Reversals in a Flat Mirror A flat mirror produces an image that has an apparent left-right reversal –For example, if you raise your right hand the image you see raises its left hand
Spherical Mirrors A spherical mirror has the shape of a section of a sphere The mirror focuses incoming parallel rays to a point A concave spherical mirror has the silvered surface of the mirror on the inner, or concave, side of the curve A convex spherical mirror has the silvered surface of the mirror on the outer, or convex, side of the curve
Ray Tracing Parallel ray hit the mirror and heads to the focus Ray through focus hits the mirror and comes off parallel Ray through center of curvature returns to center of curvature C F
Ray Tracing Parallel ray hits the mirror and reflects as if it started at the focus Ray heading to the focus hits the mirror and comes off parallel Ray heading to the center of curvature returns along the same path C F
Magnification Or: Gain is a better description since M might be < 1
Flat Refracting Surfaces If a refracting surface is flat, then R is infinite Then q = -(n 2 / n 1 )p –The image formed by a flat refracting surface is on the same side of the surface as the object A virtual image is formed
Locating the Image Formed by a Lens The lens has an index of refraction n and two spherical surfaces with radii of R 1 and R 2 –R 1 is the radius of curvature of the lens surface that the light of the object reaches first –R 2 is the radius of curvature of the other surface The object is placed at point O at a distance of p 1 in front of the first surface Small!!
Lens Makers’ Equation The focal length of a thin lens is the image distance that corresponds to an infinite object distance –This is the same as for a mirror The lens makers’ equation is
Example A 2 cm tall object is placed 30 cm in front of a diverging lens with a focal length of –20 cm. Find the location of the image, its classification, the size of the image, and the magnification. Construct a ray diagram.
Lateral (Transverse) magnification h h’ But: Or:
Multiple Thin Lenses Find the image distance of the first lens. Use the image of the first lens as the object of the second lens. Find the new object distance by correcting with the separation of the lenses. Find the image of the second lens. Transverse Magnification is the product of the magnifications of the individual lenses
Example Find the location and magnification of the final image formed

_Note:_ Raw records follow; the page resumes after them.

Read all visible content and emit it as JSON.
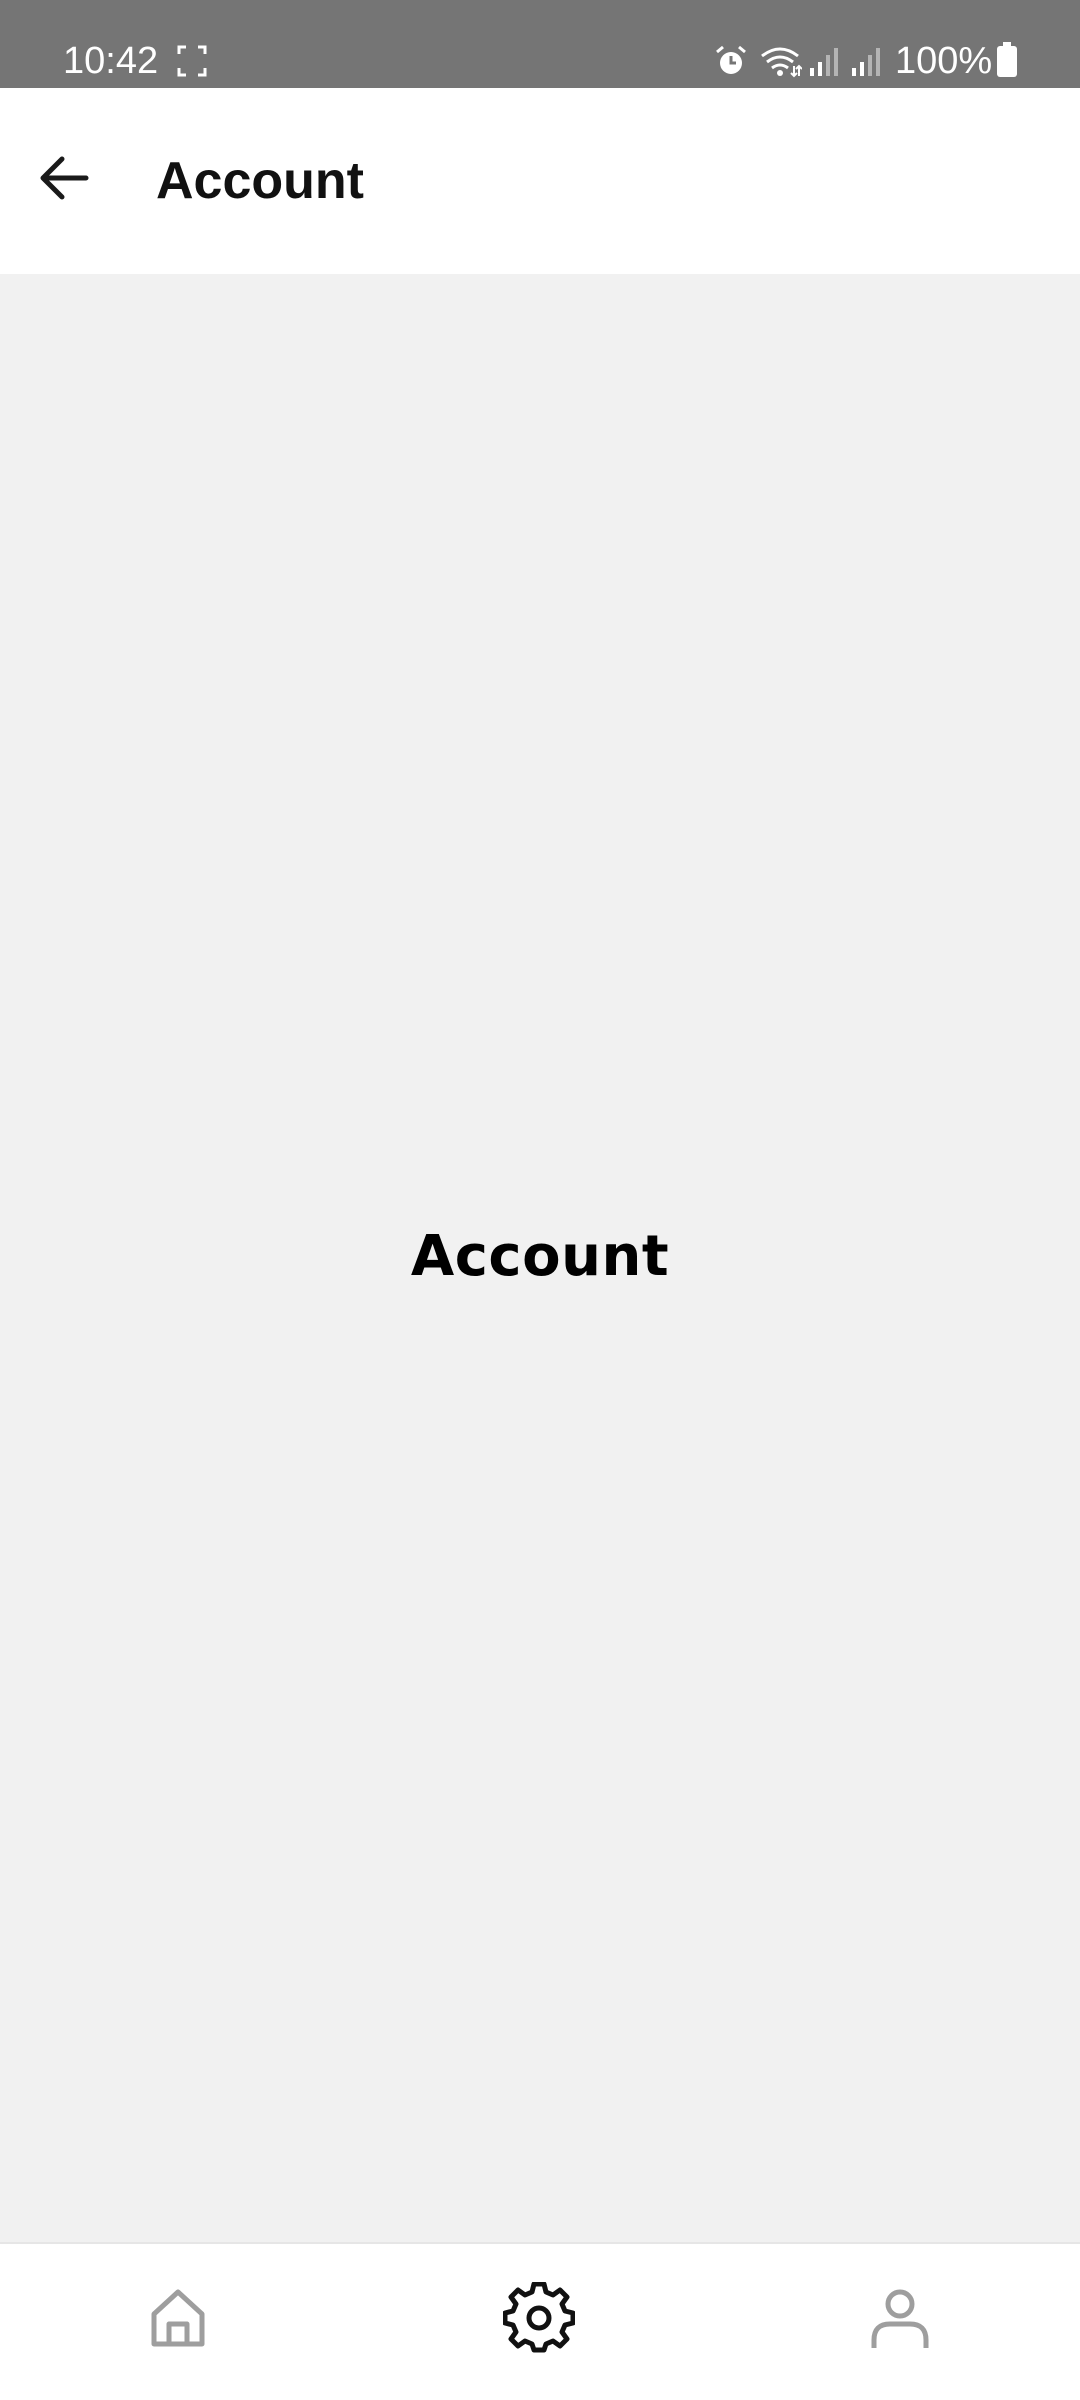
{
  "status_bar": {
    "time": "10:42",
    "battery": "100%",
    "icons": [
      "screenshot-icon",
      "alarm-icon",
      "wifi-icon",
      "signal-icon",
      "signal-icon",
      "battery-icon"
    ]
  },
  "app_bar": {
    "title": "Account",
    "back_icon": "arrow-left-icon"
  },
  "content": {
    "heading": "Account"
  },
  "bottom_nav": {
    "items": [
      {
        "icon": "home-icon",
        "active": false
      },
      {
        "icon": "gear-icon",
        "active": true
      },
      {
        "icon": "person-icon",
        "active": false
      }
    ],
    "active_color": "#111111",
    "inactive_color": "#9e9e9e"
  },
  "colors": {
    "status_bar": "#757575",
    "background": "#f1f1f1",
    "surface": "#ffffff"
  }
}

9. A spherical convex mirror has a radius of curvature with a magnitude of 40.0 cm. Determine the position of the virtual image and the magnification for object distances of (a) 30.0 cm and (b) 60.0 cm. (c) Are the images upright or inverted? 11. A concave mirror has a radius of curvature of 60.0 cm. Calculate the image position and magnification of an object placed in front of the mirror at distances of (a) 90.0 cm and (b) 20.0 cm. (c) Draw ray diagrams to obtain the image characteristics in each case. 12. A concave mirror has a focal length of 40.0 cm. Determine the object position for which the resulting image is upright and four times the size of the object.

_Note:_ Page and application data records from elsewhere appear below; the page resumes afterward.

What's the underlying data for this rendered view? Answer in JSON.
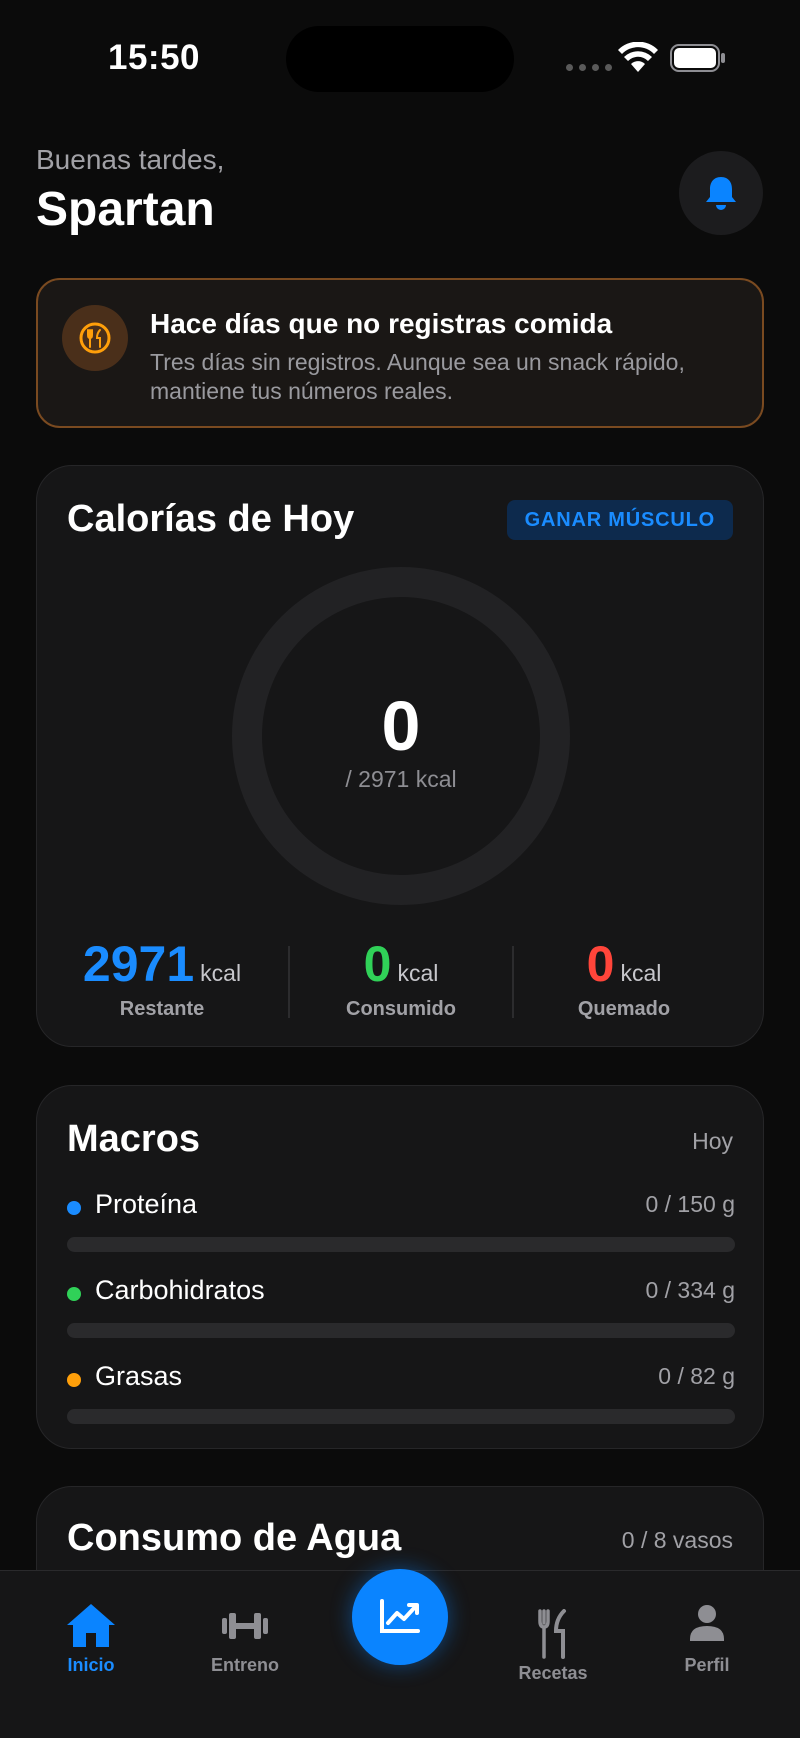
{
  "status_bar": {
    "time": "15:50"
  },
  "header": {
    "greeting": "Buenas tardes,",
    "user_name": "Spartan"
  },
  "alert": {
    "title": "Hace días que no registras comida",
    "body": "Tres días sin registros. Aunque sea un snack rápido, mantiene tus números reales."
  },
  "calories": {
    "title": "Calorías de Hoy",
    "goal_badge": "GANAR MÚSCULO",
    "consumed_value": "0",
    "target_label": "/ 2971 kcal",
    "progress_fraction": 0,
    "stats": [
      {
        "value": "2971",
        "unit": "kcal",
        "label": "Restante",
        "color": "#1a8cff"
      },
      {
        "value": "0",
        "unit": "kcal",
        "label": "Consumido",
        "color": "#30d158"
      },
      {
        "value": "0",
        "unit": "kcal",
        "label": "Quemado",
        "color": "#ff453a"
      }
    ]
  },
  "macros": {
    "title": "Macros",
    "period": "Hoy",
    "items": [
      {
        "name": "Proteína",
        "amount": "0 / 150 g",
        "color": "#1a8cff",
        "progress_fraction": 0
      },
      {
        "name": "Carbohidratos",
        "amount": "0 / 334 g",
        "color": "#30d158",
        "progress_fraction": 0
      },
      {
        "name": "Grasas",
        "amount": "0 / 82 g",
        "color": "#ff9f0a",
        "progress_fraction": 0
      }
    ]
  },
  "water": {
    "title": "Consumo de Agua",
    "count": "0 / 8 vasos"
  },
  "tab_bar": {
    "tabs": [
      {
        "label": "Inicio",
        "icon": "house-icon",
        "active": true
      },
      {
        "label": "Entreno",
        "icon": "dumbbell-icon",
        "active": false
      },
      {
        "label": "Recetas",
        "icon": "fork-knife-icon",
        "active": false
      },
      {
        "label": "Perfil",
        "icon": "person-icon",
        "active": false
      }
    ],
    "fab_icon": "chart-trend-icon"
  },
  "colors": {
    "accent": "#0a84ff",
    "alert_border": "#7a4a20",
    "alert_icon": "#ff9f0a"
  }
}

29. The left face of a biconvex lens has a radius of curvature of magnitude 12.0 cm, and the right face has a radius of curvature of magnitude 18.0 cm. The index of refraction of the glass is 1.44. (a) Calculate the focal length of the lens. (b) What If? Calculate the focal length the lens has after is turned around to interchange the radii of curvature of the two faces. 31. A thin lens has a focal length of 25.0 cm. Locate and describe the image when the object is placed (a) 26.0 cm and (b) 24.0 cm in front of the lens. 34. A person looks at a gem with a jeweler’s loupe—a converging lens that has a focal length of 12.5 cm. The loupe forms a virtual image 30.0 cm from the lens. (a) Determine the magnification. Is the image upright or inverted? (b) Construct a ray diagram for this arrangement.